With this context in mind, the irony begins to seep through Manbo’s photographs, like those of his young son dressed in American military garb beside the confining barracks to which he was relegated. Muller has compiled scholarly and personal essays that contextualize the rare photographs, unearthing latent meaning behind them and encouraging a deeper look.
Bacon Sakatani, whose childhood memories of Heart Mountain mirror Manbo’s photographs, recalls the dissonant feeling of being “a defeated enemy in my own country.” He remembers trips to nearby Yellowstone National Park, like the one captured in Manbo’s image of Billy and himself posing in front of the Grand Canyon. It looks like an average American vacation, but Sakatani recalls the camp authorities’ allowance of such trips to encourage “exposure to the ‘American way of life.’” Apparently, the government had begun to fear the effects of the very segregation it had imposed.
Though the government struggled to understand the Japanese American identity, Manbo’s snapshots illustrate the internees’ affirmation of their multiculturalism. Orange, blue and purple kimonos mimic the moves of Bon Odori dancers as they encircle the yagura, a wooden scaffold constructed by the internees specifically for the summertime Buddhist festival commemorating their Japanese ancestors. On the opposite page, a Heart Mountain Boy Scout troop marches with the American flag, flanked by the local bugle corp during a community parade. The complementary images of sumo wrestling, Japan’s national sport, and baseball games, the quintessential American pastime, reveal the dual identity embraced by the internees.
Given the misunderstood identity of Japanese Americans at the time, Manbo’s photography represents more than just a hobby. “Photography became a representational battleground,” writes Jasmine Alinder in her essay, Camera In Camp. She reminds us that cameras were considered contraband in many camps, effectively stripping internees of their right to representation in addition to the constitutional rights they had lost. But the complex experience of being American by birth, Japanese by ancestry, and unwelcome in one’s own country was something that outside photographers (Ansel Adams, among others) could not capture with the same understanding and familiarity of a father recording his family’s reality.
As a fourth generation Japanese American (or Yonsei) myself, I have heard family stories of internment that personalized the details I had learned through books and history classes. But it was not until seeing Manbo’s collection that I perceived my grandparents’ stories as more than distant memories. Muller recognized this power of color photography to revive the past and has created a book that presents the internee experience through a modern lens.
Just as Manbo’s slides were miraculously preserved (in a box in his son’s garage), Muller’s compilation will help preserve our collective memory of the internment experience.

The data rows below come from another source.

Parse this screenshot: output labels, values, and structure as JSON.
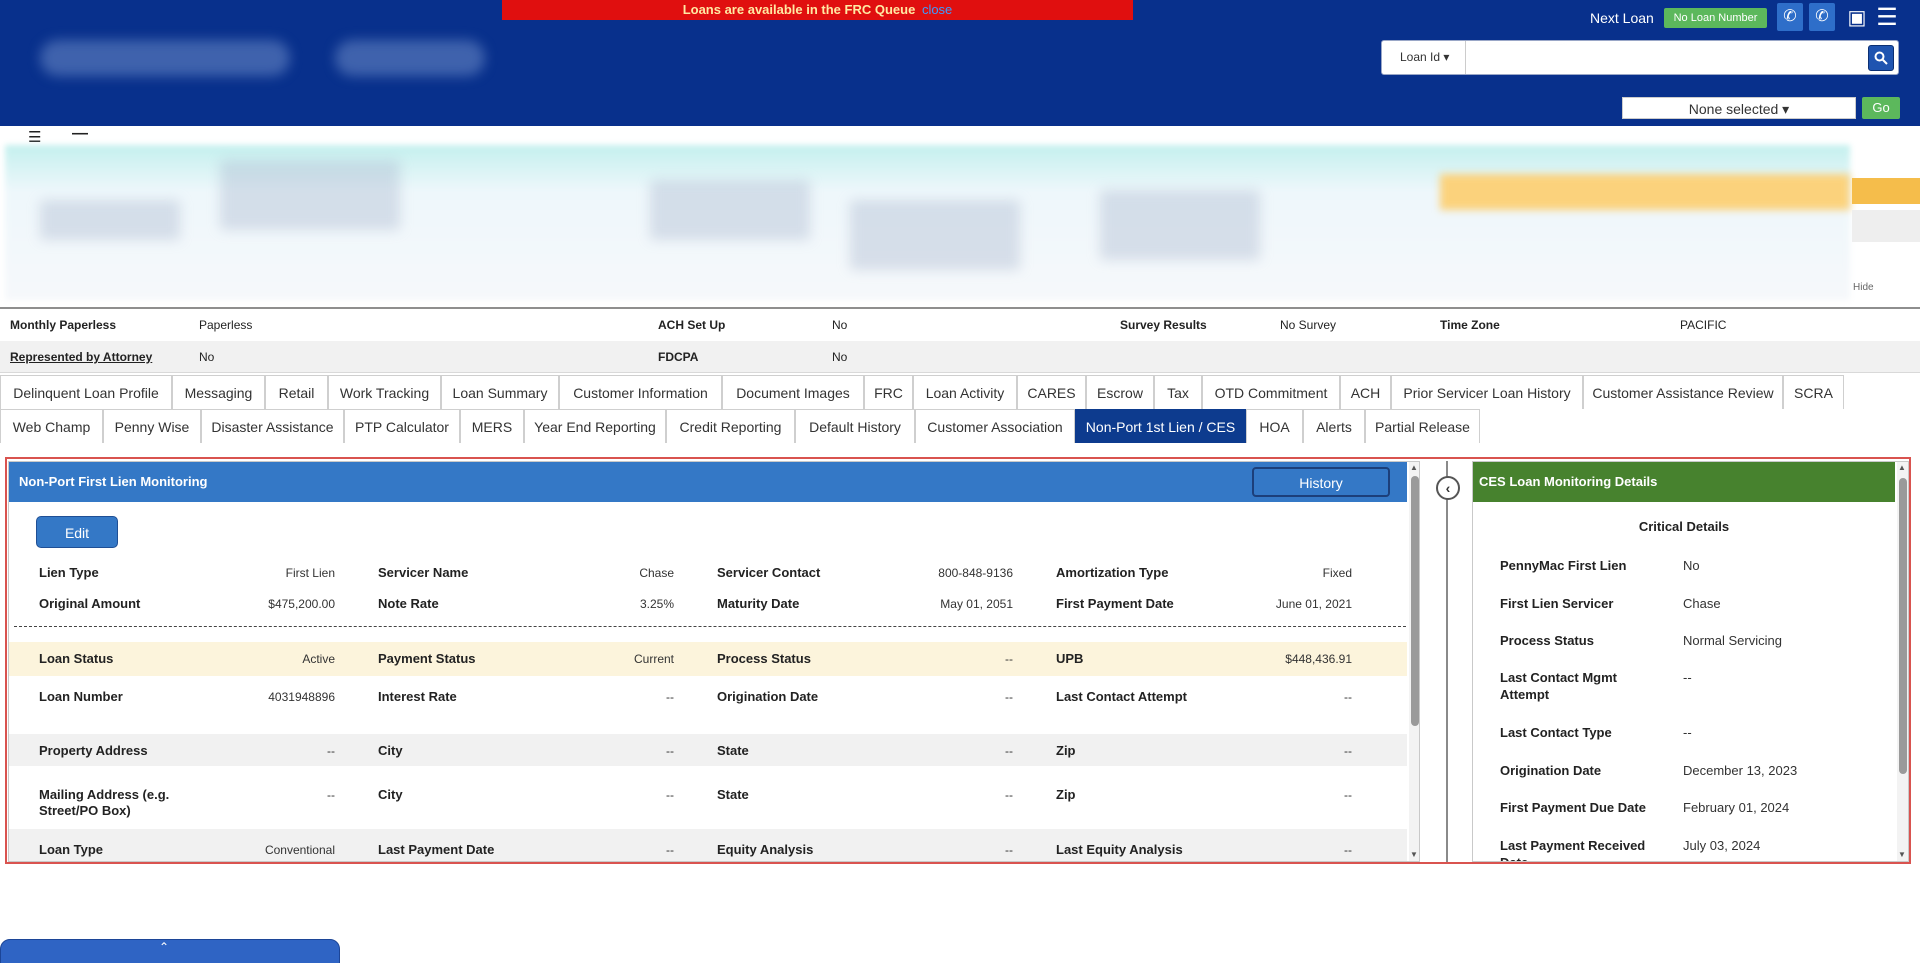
{
  "header": {
    "banner_text": "Loans are available in the FRC Queue",
    "banner_close": "close",
    "next_loan_label": "Next Loan",
    "no_loan_button": "No Loan Number",
    "search_select": "Loan Id ▾",
    "search_placeholder": "",
    "filter_select": "None selected ▾",
    "go_button": "Go",
    "icons": [
      "phone-incoming-icon",
      "phone-outgoing-icon",
      "monitor-icon",
      "menu-icon"
    ]
  },
  "summary": {
    "hide_label": "Hide"
  },
  "info": {
    "row1": {
      "monthly_paperless_label": "Monthly Paperless",
      "monthly_paperless_value": "Paperless",
      "ach_setup_label": "ACH Set Up",
      "ach_setup_value": "No",
      "survey_results_label": "Survey Results",
      "survey_results_value": "No Survey",
      "time_zone_label": "Time Zone",
      "time_zone_value": "PACIFIC"
    },
    "row2": {
      "represented_label": "Represented by Attorney",
      "represented_value": "No",
      "fdcpa_label": "FDCPA",
      "fdcpa_value": "No"
    }
  },
  "tabs": {
    "row1": [
      "Delinquent Loan Profile",
      "Messaging",
      "Retail",
      "Work Tracking",
      "Loan Summary",
      "Customer Information",
      "Document Images",
      "FRC",
      "Loan Activity",
      "CARES",
      "Escrow",
      "Tax",
      "OTD Commitment",
      "ACH",
      "Prior Servicer Loan History",
      "Customer Assistance Review",
      "SCRA"
    ],
    "row2": [
      "Web Champ",
      "Penny Wise",
      "Disaster Assistance",
      "PTP Calculator",
      "MERS",
      "Year End Reporting",
      "Credit Reporting",
      "Default History",
      "Customer Association",
      "Non-Port 1st Lien / CES",
      "HOA",
      "Alerts",
      "Partial Release"
    ],
    "active": "Non-Port 1st Lien / CES"
  },
  "left_panel": {
    "title": "Non-Port First Lien Monitoring",
    "history_button": "History",
    "edit_button": "Edit",
    "fields": {
      "lien_type_label": "Lien Type",
      "lien_type_value": "First Lien",
      "servicer_name_label": "Servicer Name",
      "servicer_name_value": "Chase",
      "servicer_contact_label": "Servicer Contact",
      "servicer_contact_value": "800-848-9136",
      "amortization_type_label": "Amortization Type",
      "amortization_type_value": "Fixed",
      "original_amount_label": "Original Amount",
      "original_amount_value": "$475,200.00",
      "note_rate_label": "Note Rate",
      "note_rate_value": "3.25%",
      "maturity_date_label": "Maturity Date",
      "maturity_date_value": "May 01, 2051",
      "first_payment_date_label": "First Payment Date",
      "first_payment_date_value": "June 01, 2021",
      "loan_status_label": "Loan Status",
      "loan_status_value": "Active",
      "payment_status_label": "Payment Status",
      "payment_status_value": "Current",
      "process_status_label": "Process Status",
      "process_status_value": "--",
      "upb_label": "UPB",
      "upb_value": "$448,436.91",
      "loan_number_label": "Loan Number",
      "loan_number_value": "4031948896",
      "interest_rate_label": "Interest Rate",
      "interest_rate_value": "--",
      "origination_date_label": "Origination Date",
      "origination_date_value": "--",
      "last_contact_attempt_label": "Last Contact Attempt",
      "last_contact_attempt_value": "--",
      "property_address_label": "Property Address",
      "property_address_value": "--",
      "city1_label": "City",
      "city1_value": "--",
      "state1_label": "State",
      "state1_value": "--",
      "zip1_label": "Zip",
      "zip1_value": "--",
      "mailing_address_label": "Mailing Address (e.g. Street/PO Box)",
      "mailing_address_value": "--",
      "city2_label": "City",
      "city2_value": "--",
      "state2_label": "State",
      "state2_value": "--",
      "zip2_label": "Zip",
      "zip2_value": "--",
      "loan_type_label": "Loan Type",
      "loan_type_value": "Conventional",
      "last_payment_date_label": "Last Payment Date",
      "last_payment_date_value": "--",
      "equity_analysis_label": "Equity Analysis",
      "equity_analysis_value": "--",
      "last_equity_analysis_label": "Last Equity Analysis",
      "last_equity_analysis_value": "--"
    }
  },
  "right_panel": {
    "title": "CES Loan Monitoring Details",
    "section_title": "Critical Details",
    "fields": {
      "pennymac_first_lien_label": "PennyMac First Lien",
      "pennymac_first_lien_value": "No",
      "first_lien_servicer_label": "First Lien Servicer",
      "first_lien_servicer_value": "Chase",
      "process_status_label": "Process Status",
      "process_status_value": "Normal Servicing",
      "last_contact_mgmt_label": "Last Contact Mgmt Attempt",
      "last_contact_mgmt_value": "--",
      "last_contact_type_label": "Last Contact Type",
      "last_contact_type_value": "--",
      "origination_date_label": "Origination Date",
      "origination_date_value": "December 13, 2023",
      "first_payment_due_label": "First Payment Due Date",
      "first_payment_due_value": "February 01, 2024",
      "last_payment_received_label": "Last Payment Received Date",
      "last_payment_received_value": "July 03, 2024"
    }
  },
  "colors": {
    "header_bg": "#08308c",
    "banner_bg": "#e00f0f",
    "panel_blue": "#3478c6",
    "panel_green": "#47822e",
    "active_tab": "#0d3b8e",
    "button_green": "#5cb85c",
    "frame_red": "#d9534f"
  }
}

It is only reasonable to expect that as the WWII generation passes, more images like those of Manbo will surface, bringing new life to our history even as it falls further into the past.
Sachi currently lives, works, and plays in San Francisco. She’s a paralegal by day, an athlete/filmmaker/foodie by night, and a writer by fancy.
The previous issue of Hyphen is available in its entirety for your perusing pleasure. Almost as good as having it right in your hands!